The Problem of Eusebius
Many people know Eusebius of Caesarea as the "Father of Church History." But as Robert M. Grant, a modern historian of the early church period, provocatively asked, "Did the Father of Church History write history?"
Jewish historian Doron Mendels describes Eusebius's Church History as a "media revolution" and suggests that, because of his style of weaving short entries into a broader scheme, the author was "one of the fathers of the journalistic genre." Another writer concludes that Eusebius was "less a historian than a mediator of knowledge."
Or perhaps a mediator of propaganda. This is the man who called Emperor Constantine "most beloved by God," described the fourth-century church as being brought to "a state of uniform harmony," and called Jews "a people who had slain the prophets and the Lord himself."
However one evaluates Eusebius's achievement, his work remains foundational for our knowledge of the church in its first three centuries. And this foundation stands firm despite noticeable cracks.
Eusebius was not only a recorder of history, but one of the key players at a significant turning point for the church.
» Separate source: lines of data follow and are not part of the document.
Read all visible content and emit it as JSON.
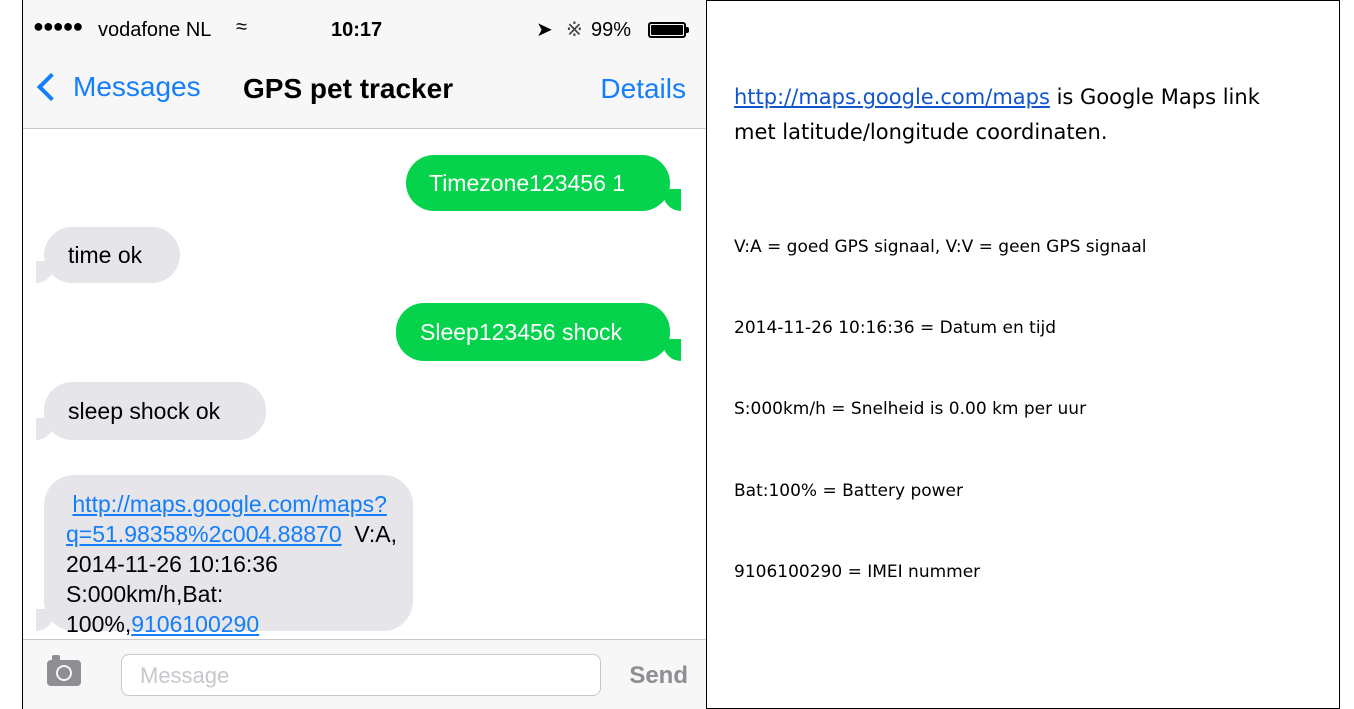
{
  "status_bar": {
    "signal": "●●●●●",
    "carrier": "vodafone NL",
    "time": "10:17",
    "battery_pct": "99%",
    "battery_level": 0.99
  },
  "nav": {
    "back_label": "Messages",
    "title": "GPS pet tracker",
    "details_label": "Details"
  },
  "messages": [
    {
      "dir": "out",
      "text": "Timezone123456 1"
    },
    {
      "dir": "in",
      "text": "time ok"
    },
    {
      "dir": "out",
      "text": "Sleep123456 shock"
    },
    {
      "dir": "in",
      "text": "sleep shock ok"
    },
    {
      "dir": "in",
      "link_line1": "http://maps.google.com/maps?",
      "link_line2": "q=51.98358%2c004.88870",
      "after_link": "  V:A,",
      "line3": "2014-11-26 10:16:36 S:000km/h,Bat:",
      "line4_prefix": "100%,",
      "imei_link": "9106100290"
    }
  ],
  "input_bar": {
    "placeholder": "Message",
    "send_label": "Send"
  },
  "notes": {
    "intro_link": "http://maps.google.com/maps",
    "intro_text_1": " is Google Maps link",
    "intro_text_2": "met latitude/longitude coordinaten.",
    "lines": [
      "V:A = goed GPS signaal, V:V = geen GPS signaal",
      "2014-11-26 10:16:36 = Datum en tijd",
      "S:000km/h = Snelheid is 0.00 km per uur",
      "Bat:100% = Battery power",
      "9106100290 = IMEI nummer"
    ]
  },
  "colors": {
    "ios_blue": "#157efb",
    "sent_bubble": "#06d34c",
    "received_bubble": "#e5e5ea",
    "link_blue": "#1155cc"
  }
}
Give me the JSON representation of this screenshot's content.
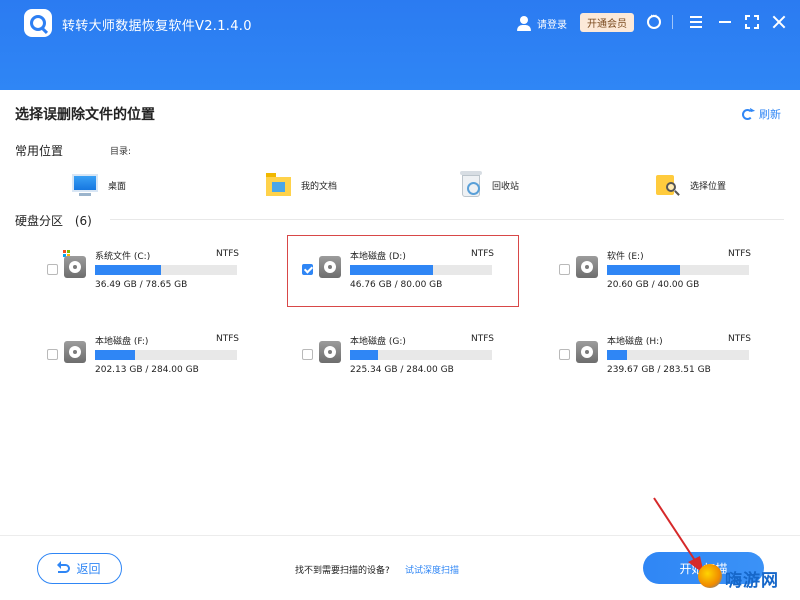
{
  "header": {
    "title": "转转大师数据恢复软件V2.1.4.0",
    "login": "请登录",
    "vip": "开通会员",
    "icons": [
      "app-logo-icon",
      "user-icon",
      "support-icon",
      "menu-icon",
      "minimize-icon",
      "maximize-icon",
      "close-icon"
    ]
  },
  "main": {
    "title": "选择误删除文件的位置",
    "refresh": "刷新"
  },
  "common": {
    "label": "常用位置",
    "dir_label": "目录:",
    "items": [
      {
        "label": "桌面",
        "icon": "desktop-icon"
      },
      {
        "label": "我的文档",
        "icon": "documents-folder-icon"
      },
      {
        "label": "回收站",
        "icon": "recycle-bin-icon"
      },
      {
        "label": "选择位置",
        "icon": "folder-search-icon"
      }
    ]
  },
  "disks": {
    "label": "硬盘分区",
    "count": "(6)",
    "items": [
      {
        "name": "系统文件 (C:)",
        "fs": "NTFS",
        "size": "36.49 GB / 78.65 GB",
        "used_fraction": 0.464,
        "checked": false,
        "system": true
      },
      {
        "name": "本地磁盘 (D:)",
        "fs": "NTFS",
        "size": "46.76 GB / 80.00 GB",
        "used_fraction": 0.585,
        "checked": true,
        "system": false
      },
      {
        "name": "软件 (E:)",
        "fs": "NTFS",
        "size": "20.60 GB / 40.00 GB",
        "used_fraction": 0.515,
        "checked": false,
        "system": false
      },
      {
        "name": "本地磁盘 (F:)",
        "fs": "NTFS",
        "size": "202.13 GB / 284.00 GB",
        "used_fraction": 0.28,
        "checked": false,
        "system": false
      },
      {
        "name": "本地磁盘 (G:)",
        "fs": "NTFS",
        "size": "225.34 GB / 284.00 GB",
        "used_fraction": 0.2,
        "checked": false,
        "system": false
      },
      {
        "name": "本地磁盘 (H:)",
        "fs": "NTFS",
        "size": "239.67 GB / 283.51 GB",
        "used_fraction": 0.14,
        "checked": false,
        "system": false
      }
    ]
  },
  "footer": {
    "back": "返回",
    "hint": "找不到需要扫描的设备?",
    "deep_scan": "试试深度扫描",
    "start": "开始扫描"
  },
  "watermark": {
    "text": "嗨游网"
  },
  "colors": {
    "accent": "#2f86f5",
    "header_bg": "#2b7bf1",
    "selection_outline": "#d84848",
    "vip_bg": "#fce9d8",
    "annotation_arrow": "#d6292a"
  }
}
His era was marked by the "Great Persecution" under Diocletian and his co-rulers (303-311), the conversion of Emperor Constantine (312), and the council of Nicea (325).
About many events of his time, Eusebius could write as an eyewitness:
"We saw with our own eyes the houses of prayer thrown down to the very foundations, and the divine and sacred Scriptures committed to the flames in the market-places, and the shepherds of the churches basely hidden here and there, and some of them captured ignominiously, ...